The brief for this exercise as to use a small aperture and a wide lens to take a number of photographs exploring deep depth of field. Given the need for a small aperture, we were advised that we may need to use a tripod.
We were also advised that to create a successful image with a deep depth of field, foreground detail, in focus, should be used. Otherwise, an image can appear flat and without interest. A close viewpoint and the use of a wide angle lens can give the viewer the feeling that they are almost inside the scene.
Here are some of the unedited photographs that I took:
Here are the six images I liked the most:

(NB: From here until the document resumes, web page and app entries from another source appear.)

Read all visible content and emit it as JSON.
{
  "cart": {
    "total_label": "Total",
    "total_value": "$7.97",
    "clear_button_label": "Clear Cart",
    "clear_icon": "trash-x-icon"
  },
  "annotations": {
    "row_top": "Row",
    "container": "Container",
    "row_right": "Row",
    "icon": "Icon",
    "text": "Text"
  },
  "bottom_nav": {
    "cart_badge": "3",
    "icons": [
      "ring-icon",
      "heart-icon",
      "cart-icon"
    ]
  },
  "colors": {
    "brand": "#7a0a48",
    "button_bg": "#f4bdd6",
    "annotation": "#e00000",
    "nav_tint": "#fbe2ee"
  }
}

I chose a small aperture, between f13 and f16, and focused about half way into my images, to try to ensure focus throughout. I found that I did not need a tripod since my wide angle lens is light and my shutter speed was fast enough to avoid camera shake.

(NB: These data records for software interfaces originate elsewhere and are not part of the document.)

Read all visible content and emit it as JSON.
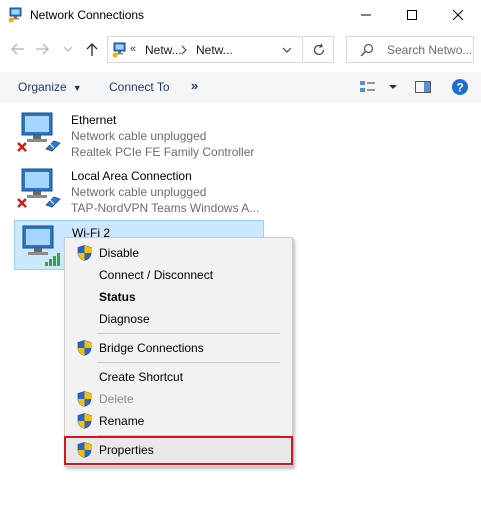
{
  "window": {
    "title": "Network Connections",
    "title_icon": "network-connections-icon"
  },
  "address": {
    "chevrons": "«",
    "crumbs": [
      "Netw...",
      "Netw..."
    ],
    "search_placeholder": "Search Netwo..."
  },
  "toolbar": {
    "organize": "Organize",
    "connect_to": "Connect To",
    "more": "»"
  },
  "connections": [
    {
      "name": "Ethernet",
      "status": "Network cable unplugged",
      "device": "Realtek PCIe FE Family Controller",
      "state": "disconnected"
    },
    {
      "name": "Local Area Connection",
      "status": "Network cable unplugged",
      "device": "TAP-NordVPN Teams Windows A...",
      "state": "disconnected"
    },
    {
      "name": "Wi-Fi 2",
      "status": "",
      "device": "",
      "state": "selected"
    }
  ],
  "context_menu": {
    "items": [
      {
        "label": "Disable",
        "shield": true,
        "style": "normal"
      },
      {
        "label": "Connect / Disconnect",
        "shield": false,
        "style": "normal"
      },
      {
        "label": "Status",
        "shield": false,
        "style": "bold"
      },
      {
        "label": "Diagnose",
        "shield": false,
        "style": "normal"
      },
      {
        "label": "Bridge Connections",
        "shield": true,
        "style": "normal"
      },
      {
        "label": "Create Shortcut",
        "shield": false,
        "style": "normal"
      },
      {
        "label": "Delete",
        "shield": true,
        "style": "disabled"
      },
      {
        "label": "Rename",
        "shield": true,
        "style": "normal"
      },
      {
        "label": "Properties",
        "shield": true,
        "style": "highlighted"
      }
    ]
  },
  "colors": {
    "accent": "#0078d7",
    "selection_bg": "#cce8ff",
    "highlight_border": "#d9141e",
    "menu_bg": "#f2f2f2"
  }
}
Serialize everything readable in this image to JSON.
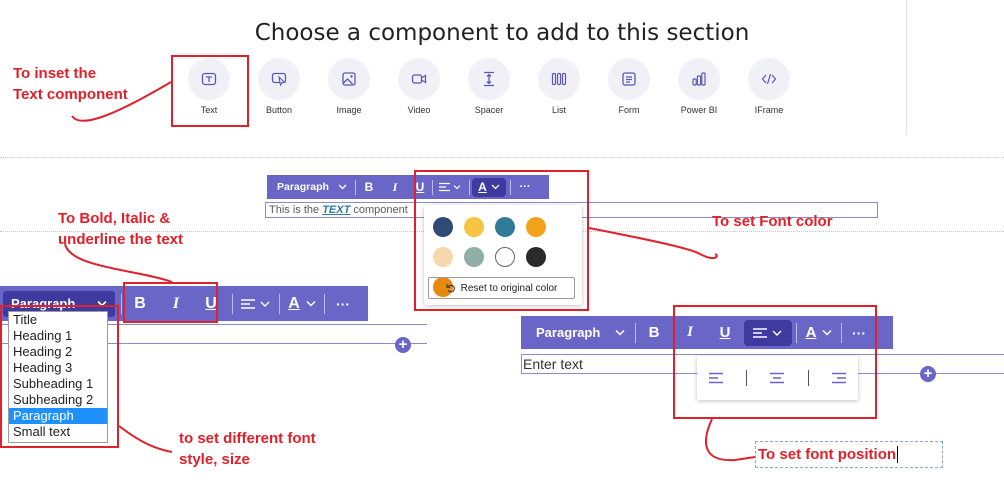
{
  "heading": "Choose a component to add to this section",
  "components": [
    {
      "label": "Text",
      "icon": "text-icon"
    },
    {
      "label": "Button",
      "icon": "button-cursor-icon"
    },
    {
      "label": "Image",
      "icon": "image-icon"
    },
    {
      "label": "Video",
      "icon": "video-icon"
    },
    {
      "label": "Spacer",
      "icon": "spacer-icon"
    },
    {
      "label": "List",
      "icon": "list-icon"
    },
    {
      "label": "Form",
      "icon": "form-icon"
    },
    {
      "label": "Power BI",
      "icon": "power-bi-icon"
    },
    {
      "label": "IFrame",
      "icon": "code-icon"
    }
  ],
  "annotations": {
    "insert_text_line1": "To inset the",
    "insert_text_line2": "Text component",
    "bold_line1": "To Bold, Italic &",
    "bold_line2": "underline the text",
    "font_color": "To set Font color",
    "font_style_line1": "to set different font",
    "font_style_line2": "style, size",
    "font_position": "To set font position"
  },
  "toolbar": {
    "paragraph": "Paragraph",
    "bold": "B",
    "italic": "I",
    "underline": "U",
    "font_color": "A",
    "more": "···"
  },
  "sample_text": {
    "before": "This is the ",
    "emphasis": "TEXT",
    "after": " component"
  },
  "color_picker": {
    "swatches": [
      "#2f4a74",
      "#f6c443",
      "#2f7b98",
      "#f2a31b",
      "#f5d9ac",
      "#8faea6",
      "#ffffff",
      "#2a2a2a",
      "#e8890f"
    ],
    "reset_label": "Reset to original color"
  },
  "style_dropdown": {
    "options": [
      "Title",
      "Heading 1",
      "Heading 2",
      "Heading 3",
      "Subheading 1",
      "Subheading 2",
      "Paragraph",
      "Small text"
    ],
    "selected": "Paragraph"
  },
  "enter_text_placeholder": "Enter text",
  "colors": {
    "accent": "#6a66c7",
    "accent_dark": "#3e3aa0",
    "annotation_red": "#e0202a",
    "selection_blue": "#1e90ff"
  }
}
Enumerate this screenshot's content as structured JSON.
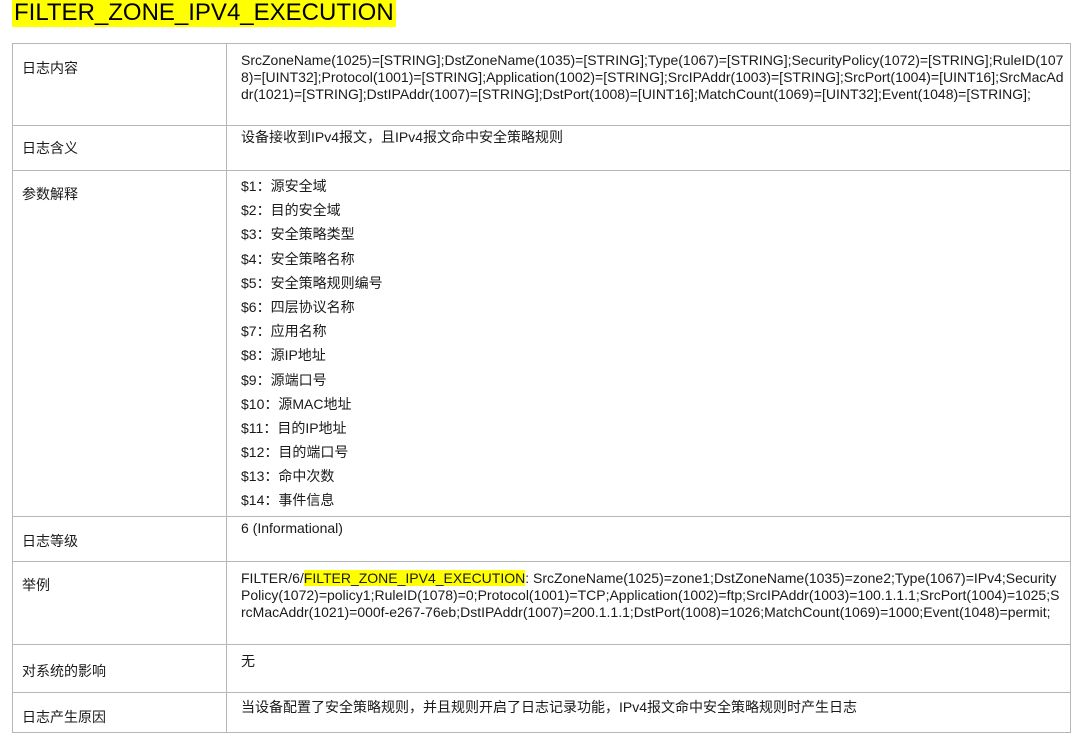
{
  "title": "FILTER_ZONE_IPV4_EXECUTION",
  "colors": {
    "highlight": "#ffff00",
    "border": "#b7b7b7"
  },
  "rows": {
    "content": {
      "label": "日志内容",
      "text": "SrcZoneName(1025)=[STRING];DstZoneName(1035)=[STRING];Type(1067)=[STRING];SecurityPolicy(1072)=[STRING];RuleID(1078)=[UINT32];Protocol(1001)=[STRING];Application(1002)=[STRING];SrcIPAddr(1003)=[STRING];SrcPort(1004)=[UINT16];SrcMacAddr(1021)=[STRING];DstIPAddr(1007)=[STRING];DstPort(1008)=[UINT16];MatchCount(1069)=[UINT32];Event(1048)=[STRING];"
    },
    "meaning": {
      "label": "日志含义",
      "text": "设备接收到IPv4报文，且IPv4报文命中安全策略规则"
    },
    "params": {
      "label": "参数解释",
      "items": [
        "$1：源安全域",
        "$2：目的安全域",
        "$3：安全策略类型",
        "$4：安全策略名称",
        "$5：安全策略规则编号",
        "$6：四层协议名称",
        "$7：应用名称",
        "$8：源IP地址",
        "$9：源端口号",
        "$10：源MAC地址",
        "$11：目的IP地址",
        "$12：目的端口号",
        "$13：命中次数",
        "$14：事件信息"
      ]
    },
    "level": {
      "label": "日志等级",
      "text": "6 (Informational)"
    },
    "example": {
      "label": "举例",
      "prefix": "FILTER/6/",
      "highlight": "FILTER_ZONE_IPV4_EXECUTION",
      "suffix": ":  SrcZoneName(1025)=zone1;DstZoneName(1035)=zone2;Type(1067)=IPv4;SecurityPolicy(1072)=policy1;RuleID(1078)=0;Protocol(1001)=TCP;Application(1002)=ftp;SrcIPAddr(1003)=100.1.1.1;SrcPort(1004)=1025;SrcMacAddr(1021)=000f-e267-76eb;DstIPAddr(1007)=200.1.1.1;DstPort(1008)=1026;MatchCount(1069)=1000;Event(1048)=permit;"
    },
    "impact": {
      "label": "对系统的影响",
      "text": "无"
    },
    "cause": {
      "label": "日志产生原因",
      "text": "当设备配置了安全策略规则，并且规则开启了日志记录功能，IPv4报文命中安全策略规则时产生日志"
    }
  }
}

I can see that the first of my selected images seems a little incongruous since, at first glance, it does not seem to be an image of significant depth. I was attracted by the view straight through the house from the front window to the back window and out to the hills beyond and I hoped that my photograph would capture a sense of the distant view of the countryside at the back of the house.
I used a model in two of my images. This is a step forward for me since I have rarely photographed people. I feel that this adds to the foreground interest and gives additional meaning to my images by including an internal gaze in the form of a person looking towards the distance. I feel that in both these examples, the viewer is encouraged to look in the same direction.

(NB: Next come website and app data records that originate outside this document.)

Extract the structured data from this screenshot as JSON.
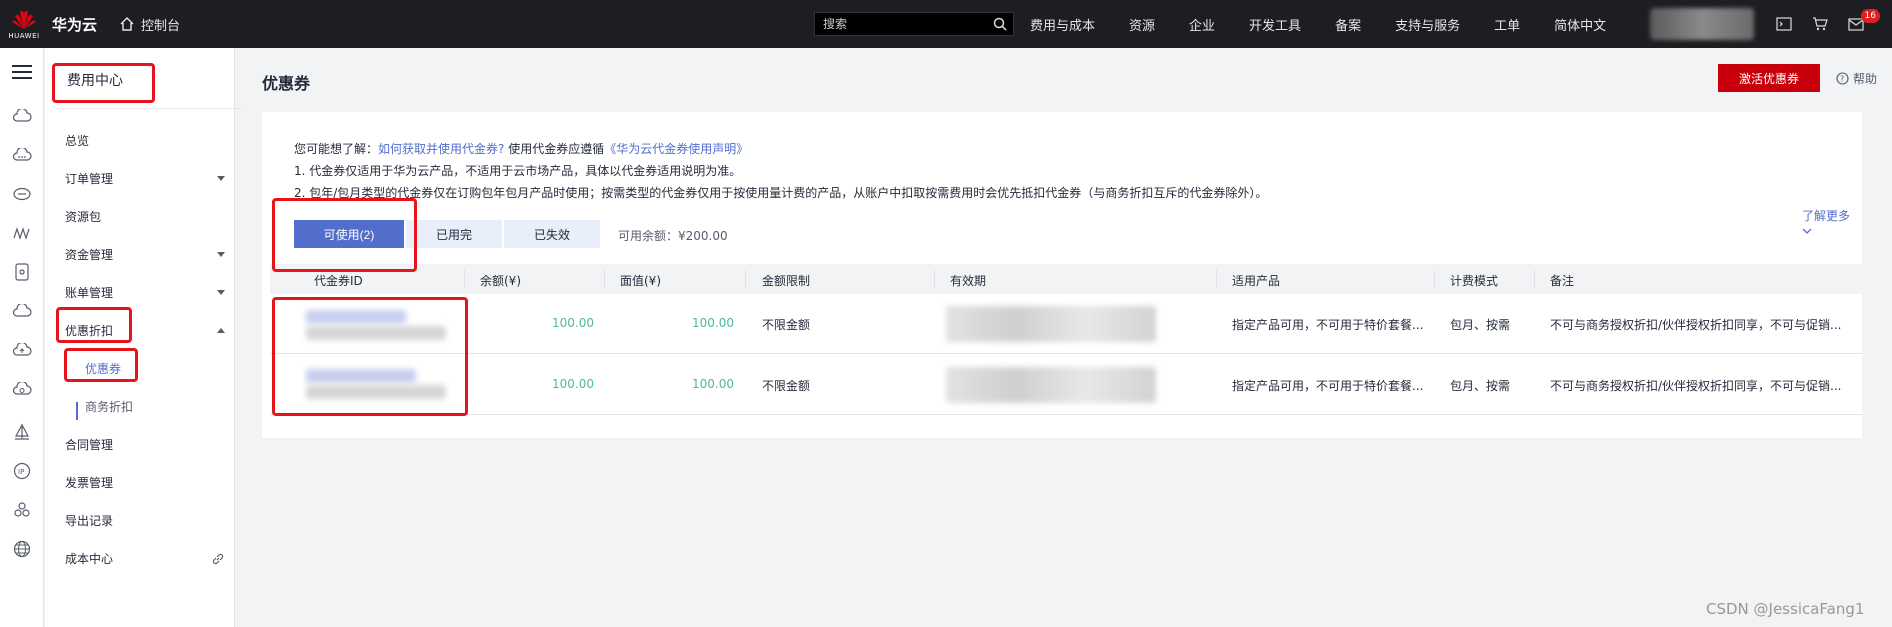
{
  "brand": {
    "logo_text": "HUAWEI",
    "name": "华为云",
    "console": "控制台"
  },
  "search": {
    "placeholder": "搜索"
  },
  "nav": [
    "费用与成本",
    "资源",
    "企业",
    "开发工具",
    "备案",
    "支持与服务",
    "工单",
    "简体中文"
  ],
  "notification_count": "16",
  "sidebar": {
    "title": "费用中心",
    "items": [
      {
        "label": "总览",
        "expandable": false
      },
      {
        "label": "订单管理",
        "expandable": true
      },
      {
        "label": "资源包",
        "expandable": false
      },
      {
        "label": "资金管理",
        "expandable": true
      },
      {
        "label": "账单管理",
        "expandable": true
      },
      {
        "label": "优惠折扣",
        "expandable": true,
        "expanded": true
      },
      {
        "label": "合同管理",
        "expandable": false
      },
      {
        "label": "发票管理",
        "expandable": false
      },
      {
        "label": "导出记录",
        "expandable": false
      },
      {
        "label": "成本中心",
        "expandable": false
      }
    ],
    "sub_items": [
      {
        "label": "优惠券",
        "active": true
      },
      {
        "label": "商务折扣",
        "active": false
      }
    ]
  },
  "page": {
    "title": "优惠券",
    "activate_button": "激活优惠券",
    "help": "帮助"
  },
  "info": {
    "prefix": "您可能想了解：",
    "link1": "如何获取并使用代金券?",
    "mid": " 使用代金券应遵循",
    "link2": "《华为云代金券使用声明》",
    "line1": "1. 代金券仅适用于华为云产品，不适用于云市场产品，具体以代金券适用说明为准。",
    "line2": "2. 包年/包月类型的代金券仅在订购包年包月产品时使用；按需类型的代金券仅用于按使用量计费的产品，从账户中扣取按需费用时会优先抵扣代金券（与商务折扣互斥的代金券除外）。",
    "learn_more": "了解更多"
  },
  "tabs": [
    {
      "label": "可使用(2)",
      "active": true
    },
    {
      "label": "已用完",
      "active": false
    },
    {
      "label": "已失效",
      "active": false
    }
  ],
  "balance": "可用余额：¥200.00",
  "table": {
    "columns": [
      "代金券ID",
      "余额(¥)",
      "面值(¥)",
      "金额限制",
      "有效期",
      "适用产品",
      "计费模式",
      "备注"
    ],
    "rows": [
      {
        "balance": "100.00",
        "face_value": "100.00",
        "limit": "不限金额",
        "product": "指定产品可用，不可用于特价套餐...",
        "billing": "包月、按需",
        "remark": "不可与商务授权折扣/伙伴授权折扣同享，不可与促销..."
      },
      {
        "balance": "100.00",
        "face_value": "100.00",
        "limit": "不限金额",
        "product": "指定产品可用，不可用于特价套餐...",
        "billing": "包月、按需",
        "remark": "不可与商务授权折扣/伙伴授权折扣同享，不可与促销..."
      }
    ]
  },
  "watermark": "CSDN @JessicaFang1",
  "colors": {
    "accent": "#526ecc",
    "brand_red": "#c7000b",
    "annotation_red": "#e8141c",
    "amount_green": "#50b7a0"
  }
}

My final picture, of the bucks in the field, has a significant foreground, yet a sense of depth is created by the distant hills and the blue motorway sign, which, I feel, also adds meaning to the image, and perhaps a little comedy.
My tutor’s support after the submission of my first assignment led me to the work of John Davies who uses deep depth of field to make images that contrast the beauty of nature with the industrial landscape. His photographs captivate me. The sense of depth and the high viewpoint gives a feeling of great space, providing a view that is rarely seen and that challenges my early preference for cropped and abstract images.
Davies, J. (2017). John Davies Photographer – home page. [online] Johndavies.uk.com. Available at: http://johndavies.uk.com/ )(Accessed 19 Mar. 2017])